■ AIM OF THE TASK: A faithful copy of all the data is the goal; omit the pictures.

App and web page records
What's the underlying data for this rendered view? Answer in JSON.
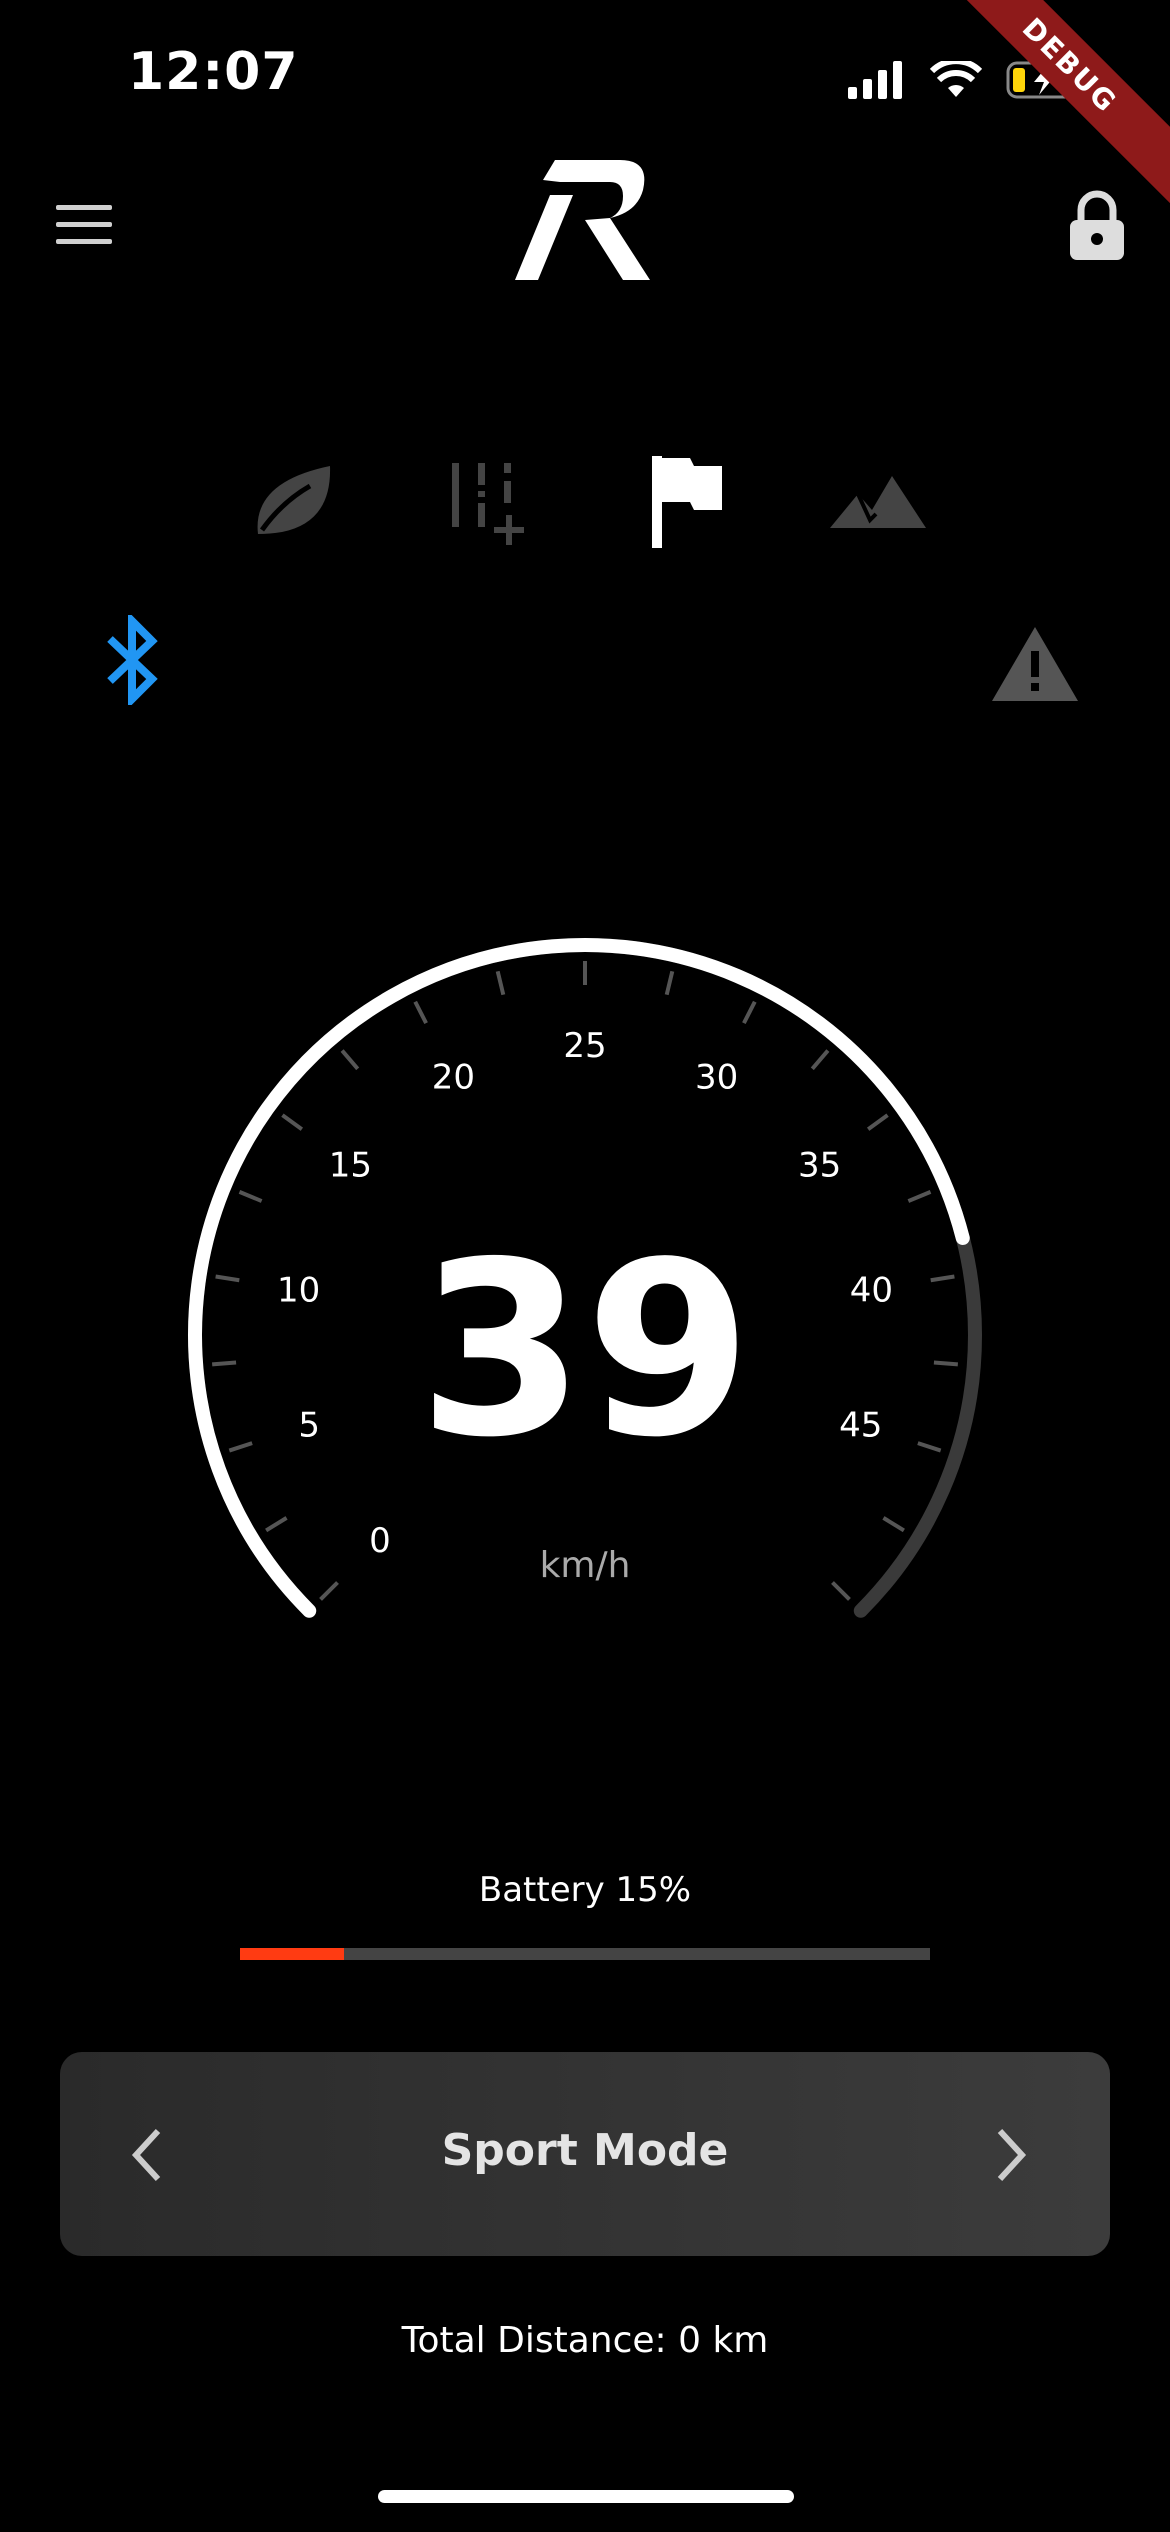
{
  "status_bar": {
    "time": "12:07",
    "icons": [
      "cellular-signal-icon",
      "wifi-icon",
      "battery-charging-icon"
    ]
  },
  "debug_banner": "DEBUG",
  "header": {
    "menu_icon": "hamburger-menu-icon",
    "logo": "R",
    "lock_icon": "lock-icon"
  },
  "ride_modes": [
    {
      "name": "eco",
      "icon": "leaf-icon",
      "active": false
    },
    {
      "name": "custom",
      "icon": "sliders-plus-icon",
      "active": false
    },
    {
      "name": "sport",
      "icon": "flag-icon",
      "active": true
    },
    {
      "name": "offroad",
      "icon": "mountain-icon",
      "active": false
    }
  ],
  "indicators": {
    "bluetooth": {
      "icon": "bluetooth-icon",
      "connected": true,
      "color": "#2196f3"
    },
    "warning": {
      "icon": "warning-icon"
    }
  },
  "speedometer": {
    "value": "39",
    "unit": "km/h",
    "max": 50,
    "current": 39,
    "tick_labels": [
      "0",
      "5",
      "10",
      "15",
      "20",
      "25",
      "30",
      "35",
      "40",
      "45"
    ]
  },
  "battery": {
    "label": "Battery 15%",
    "level": 0.15,
    "fill_color": "#ff3b12"
  },
  "mode_selector": {
    "label": "Sport Mode",
    "prev_icon": "chevron-left-icon",
    "next_icon": "chevron-right-icon"
  },
  "total_distance": "Total Distance: 0 km"
}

■ PROBLEM SOLUTION:
What's the underlying data for this rendered view? Answer in JSON.
{
  "status_bar": {
    "time": "12:07",
    "icons": [
      "cellular-signal-icon",
      "wifi-icon",
      "battery-charging-icon"
    ]
  },
  "debug_banner": "DEBUG",
  "header": {
    "menu_icon": "hamburger-menu-icon",
    "logo": "R",
    "lock_icon": "lock-icon"
  },
  "ride_modes": [
    {
      "name": "eco",
      "icon": "leaf-icon",
      "active": false
    },
    {
      "name": "custom",
      "icon": "sliders-plus-icon",
      "active": false
    },
    {
      "name": "sport",
      "icon": "flag-icon",
      "active": true
    },
    {
      "name": "offroad",
      "icon": "mountain-icon",
      "active": false
    }
  ],
  "indicators": {
    "bluetooth": {
      "icon": "bluetooth-icon",
      "connected": true,
      "color": "#2196f3"
    },
    "warning": {
      "icon": "warning-icon"
    }
  },
  "speedometer": {
    "value": "39",
    "unit": "km/h",
    "max": 50,
    "current": 39,
    "tick_labels": [
      "0",
      "5",
      "10",
      "15",
      "20",
      "25",
      "30",
      "35",
      "40",
      "45"
    ]
  },
  "battery": {
    "label": "Battery 15%",
    "level": 0.15,
    "fill_color": "#ff3b12"
  },
  "mode_selector": {
    "label": "Sport Mode",
    "prev_icon": "chevron-left-icon",
    "next_icon": "chevron-right-icon"
  },
  "total_distance": "Total Distance: 0 km"
}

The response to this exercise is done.